* [Extracted information]:
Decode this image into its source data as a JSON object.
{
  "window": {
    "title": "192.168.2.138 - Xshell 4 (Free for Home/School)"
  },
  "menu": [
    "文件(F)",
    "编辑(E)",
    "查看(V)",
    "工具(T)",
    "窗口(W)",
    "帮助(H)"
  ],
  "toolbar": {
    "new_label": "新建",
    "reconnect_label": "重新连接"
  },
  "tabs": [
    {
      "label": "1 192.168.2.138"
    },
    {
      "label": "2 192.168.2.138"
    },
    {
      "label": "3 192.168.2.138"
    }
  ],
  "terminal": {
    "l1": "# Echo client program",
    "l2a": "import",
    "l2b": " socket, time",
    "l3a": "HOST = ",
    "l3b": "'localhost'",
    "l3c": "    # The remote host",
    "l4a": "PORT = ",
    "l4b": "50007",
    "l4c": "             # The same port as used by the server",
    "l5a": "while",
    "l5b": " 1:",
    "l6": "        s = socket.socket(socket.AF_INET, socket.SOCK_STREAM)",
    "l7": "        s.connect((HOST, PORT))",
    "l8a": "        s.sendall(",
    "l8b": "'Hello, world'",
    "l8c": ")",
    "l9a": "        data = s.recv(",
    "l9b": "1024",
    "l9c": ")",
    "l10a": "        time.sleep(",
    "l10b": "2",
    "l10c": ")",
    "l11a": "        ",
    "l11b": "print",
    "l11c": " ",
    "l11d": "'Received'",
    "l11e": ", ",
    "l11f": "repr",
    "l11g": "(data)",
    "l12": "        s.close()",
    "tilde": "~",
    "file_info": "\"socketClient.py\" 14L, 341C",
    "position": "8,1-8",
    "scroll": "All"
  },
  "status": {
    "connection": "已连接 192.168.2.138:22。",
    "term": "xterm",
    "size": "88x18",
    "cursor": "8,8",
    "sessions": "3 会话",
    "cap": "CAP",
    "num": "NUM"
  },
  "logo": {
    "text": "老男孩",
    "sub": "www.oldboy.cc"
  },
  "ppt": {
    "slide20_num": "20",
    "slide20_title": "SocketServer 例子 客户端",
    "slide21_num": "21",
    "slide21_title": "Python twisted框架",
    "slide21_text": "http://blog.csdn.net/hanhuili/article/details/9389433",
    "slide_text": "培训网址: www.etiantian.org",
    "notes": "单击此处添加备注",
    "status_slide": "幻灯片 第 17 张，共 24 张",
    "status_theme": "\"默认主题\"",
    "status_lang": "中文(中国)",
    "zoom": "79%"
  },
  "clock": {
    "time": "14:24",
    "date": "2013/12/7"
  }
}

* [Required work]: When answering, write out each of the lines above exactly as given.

* [Response]:
Decode this image into its source data as a JSON object.
{
  "window": {
    "title": "192.168.2.138 - Xshell 4 (Free for Home/School)"
  },
  "menu": [
    "文件(F)",
    "编辑(E)",
    "查看(V)",
    "工具(T)",
    "窗口(W)",
    "帮助(H)"
  ],
  "toolbar": {
    "new_label": "新建",
    "reconnect_label": "重新连接"
  },
  "tabs": [
    {
      "label": "1 192.168.2.138"
    },
    {
      "label": "2 192.168.2.138"
    },
    {
      "label": "3 192.168.2.138"
    }
  ],
  "terminal": {
    "l1": "# Echo client program",
    "l2a": "import",
    "l2b": " socket, time",
    "l3a": "HOST = ",
    "l3b": "'localhost'",
    "l3c": "    # The remote host",
    "l4a": "PORT = ",
    "l4b": "50007",
    "l4c": "             # The same port as used by the server",
    "l5a": "while",
    "l5b": " 1:",
    "l6": "        s = socket.socket(socket.AF_INET, socket.SOCK_STREAM)",
    "l7": "        s.connect((HOST, PORT))",
    "l8a": "        s.sendall(",
    "l8b": "'Hello, world'",
    "l8c": ")",
    "l9a": "        data = s.recv(",
    "l9b": "1024",
    "l9c": ")",
    "l10a": "        time.sleep(",
    "l10b": "2",
    "l10c": ")",
    "l11a": "        ",
    "l11b": "print",
    "l11c": " ",
    "l11d": "'Received'",
    "l11e": ", ",
    "l11f": "repr",
    "l11g": "(data)",
    "l12": "        s.close()",
    "tilde": "~",
    "file_info": "\"socketClient.py\" 14L, 341C",
    "position": "8,1-8",
    "scroll": "All"
  },
  "status": {
    "connection": "已连接 192.168.2.138:22。",
    "term": "xterm",
    "size": "88x18",
    "cursor": "8,8",
    "sessions": "3 会话",
    "cap": "CAP",
    "num": "NUM"
  },
  "logo": {
    "text": "老男孩",
    "sub": "www.oldboy.cc"
  },
  "ppt": {
    "slide20_num": "20",
    "slide20_title": "SocketServer 例子 客户端",
    "slide21_num": "21",
    "slide21_title": "Python twisted框架",
    "slide21_text": "http://blog.csdn.net/hanhuili/article/details/9389433",
    "slide_text": "培训网址: www.etiantian.org",
    "notes": "单击此处添加备注",
    "status_slide": "幻灯片 第 17 张，共 24 张",
    "status_theme": "\"默认主题\"",
    "status_lang": "中文(中国)",
    "zoom": "79%"
  },
  "clock": {
    "time": "14:24",
    "date": "2013/12/7"
  }
}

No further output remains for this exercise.